When is a museum more than a museum? When it’s Oak Bluffs’ Mariposa Museum and World Culture Center, which is a welcoming, light-filled space brimming with art expressions of many kinds. The museum was established to foster an understanding of African American and African diaspora history, culture, and experience through the creativity of primarily Black artists, scholars, storytellers, and activists. Mariposa was envisioned not just as an art space but as a museum of human understanding, which through art and other forms of expression encourages understanding, equity, and an interconnected, inclusive community. The museum, now in its fourth year, has an affiliate in Peterborough, N.H., that was established in 2002.
When you first walk in, there is an alluring gift shop currently filled with work from approximately two dozen artists from the Vineyard and elsewhere. In the main gallery, until mid-October, is a powerful exhibition by Senegalese photographer Omar Victor Diop, who takes on both the role of the creator and his subject, using alluring African textiles to fashion beautiful costumes that transform him into significant people in African and African diaspora history. As one of the many helpful explanatory wall labels says of his work, “The result is stunning visual theater in line with the West African studio photography tradition.” It is divided up into three different series: Diaspora, Liberty, and Allegoria. The resulting large-scale photographs are breathtaking in the intensity of their saturated colors, so that the textiles and backdrops seem to pop, and look almost painted.
For Diaspora, Diop researched images of African leaders from the 15th through the 19th centuries whose inspiring lives were left out of the historical narratives. The museum’s executive director, Karla Hostetler, says, “He has chosen African people over the five centuries who left the continent, usually because of slavery, and gone on to distinguish themselves in a new culture.” Diop challenges us to think about the expansion of identity when moving to a new place. It also encourages reflection on the meaning of diaspora — people whose lives are rooted in Africa, but become inextricably entwined with other cultures. “I would have liked to learn something about Jean-Baptiste Belley, Frederick Douglass, or Don Miguel de Castro. [The series is] a way of focusing our attention on the energy Africans have shown and the impact they have had and can still have on others,” Diop wrote.
The second series of arresting portraits is Liberty, which looks at men and women who sparked liberation movements around the world, and at pivotal moments defied oppression, and changed the course of history.
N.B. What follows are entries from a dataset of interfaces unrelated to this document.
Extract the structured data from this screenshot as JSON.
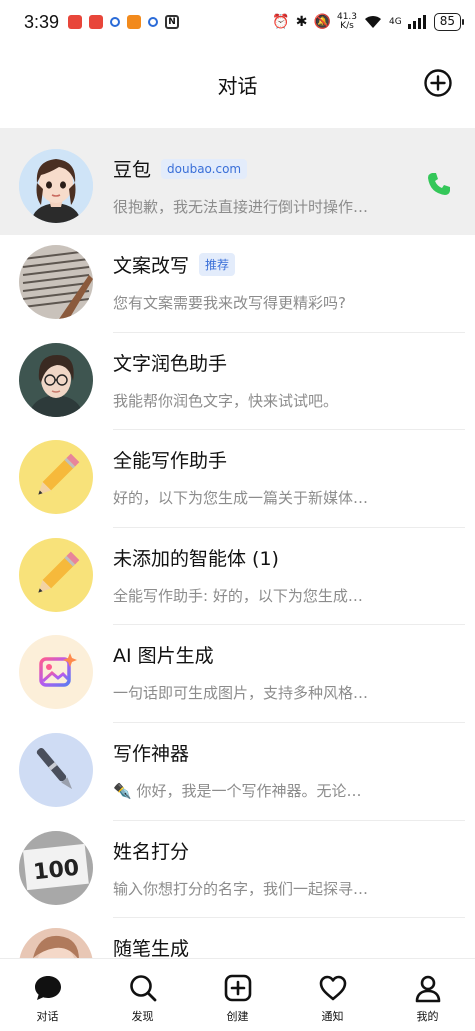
{
  "status_bar": {
    "time": "3:39",
    "net_speed_value": "41.3",
    "net_speed_unit": "K/s",
    "network": "4G",
    "battery": "85"
  },
  "header": {
    "title": "对话"
  },
  "chats": [
    {
      "name": "豆包",
      "tag": "doubao.com",
      "preview": "很抱歉，我无法直接进行倒计时操作…",
      "pinned": true
    },
    {
      "name": "文案改写",
      "tag": "推荐",
      "preview": "您有文案需要我来改写得更精彩吗?"
    },
    {
      "name": "文字润色助手",
      "preview": "我能帮你润色文字，快来试试吧。"
    },
    {
      "name": "全能写作助手",
      "preview": "好的，以下为您生成一篇关于新媒体…"
    },
    {
      "name": "未添加的智能体 (1)",
      "preview": "全能写作助手: 好的，以下为您生成…"
    },
    {
      "name": "AI 图片生成",
      "preview": "一句话即可生成图片，支持多种风格…"
    },
    {
      "name": "写作神器",
      "preview": "✒️ 你好，我是一个写作神器。无论…"
    },
    {
      "name": "姓名打分",
      "preview": "输入你想打分的名字，我们一起探寻…"
    },
    {
      "name": "随笔生成",
      "preview": ""
    }
  ],
  "score_text": "100",
  "tabs": [
    {
      "label": "对话",
      "icon": "chat-bubble-icon",
      "active": true
    },
    {
      "label": "发现",
      "icon": "search-icon"
    },
    {
      "label": "创建",
      "icon": "create-plus-icon"
    },
    {
      "label": "通知",
      "icon": "heart-icon"
    },
    {
      "label": "我的",
      "icon": "profile-icon"
    }
  ],
  "colors": {
    "accent_green": "#34c759",
    "tag_blue": "#3a6fd8",
    "pinned_bg": "#efefef"
  }
}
Whether it’s the Black Panthers, siblings Nanny and Quao who were 18th century maroon leaders in Jamaica, or striking railroad workers in Senegal, Diop’s art reminds us of the violence in Black life through centuries around the world. And yet, as the wall label says, they “also reveal the perennial courage that advances the human journey towards freedom.”
In the third series, Allegoria, Diop takes on climate change, depicting figures enigmatically surrounded by species of flowers and animals that are destined to disappear or have done so already. Hostetler says, “He is asking the African continent what its position will be in the face of planetary challenges. There was slavery and oppression in different ways, and now he’s questioning, What will we do regarding the environment?”
Diop wrote, “I would like us to take a leading role in the worldwide environmental movement. The symbolic garden that surrounds my allegor[ies] know no borders, and might just as easily blend together the different parts of the planet as opposite elements or seasons. It’s up to the viewer to … work out the codes, values, and meanings concealed in a bee, a dodo, or a reed. What do you feel if you see a doe in a port setting, accompanied by seagulls, corals, and fish? The viewer is free to make his own interpretation, just as in a work of prophecy.”
Nestled in the museum are a few whimsical, intricate found-object sculptures by Kevin Sampson, who visits the Vineyard regularly. Growing up in a civil rights household and as a police officer in Scotch Plains, N.J., for 20 years, he gained a perspective on issues touching civil rights, social justice, and community awareness. After a number of tragedies, Sampson turned to art for healing. The wall label explains, “He understood intrinsically that everyday objects can retain the essence of those who touched them before, and that they have stories to tell beyond their surfaces. In his sculpture, found objects are archaeological elements that form a conceptual vocabulary of impermanence and memory.”
There is also a wonderful “Make Something Beautiful” art-making station for kids in which they can fashion their own found-object pieces. “It’s a space for kids to discover what art is all about and take a break from the beach,” Hostetler shares. “We are also offering programs with organizations, artists, scholars, or performers who want to connect with the community. It is very exciting to see people coming to Martha’s Vineyard specifically to visit the Mariposa. All of this fits our mission of serving as a cultural resource and catalyst for bringing people together.”
For more information on the Mariposa Museum, visit mariposamuseum.org.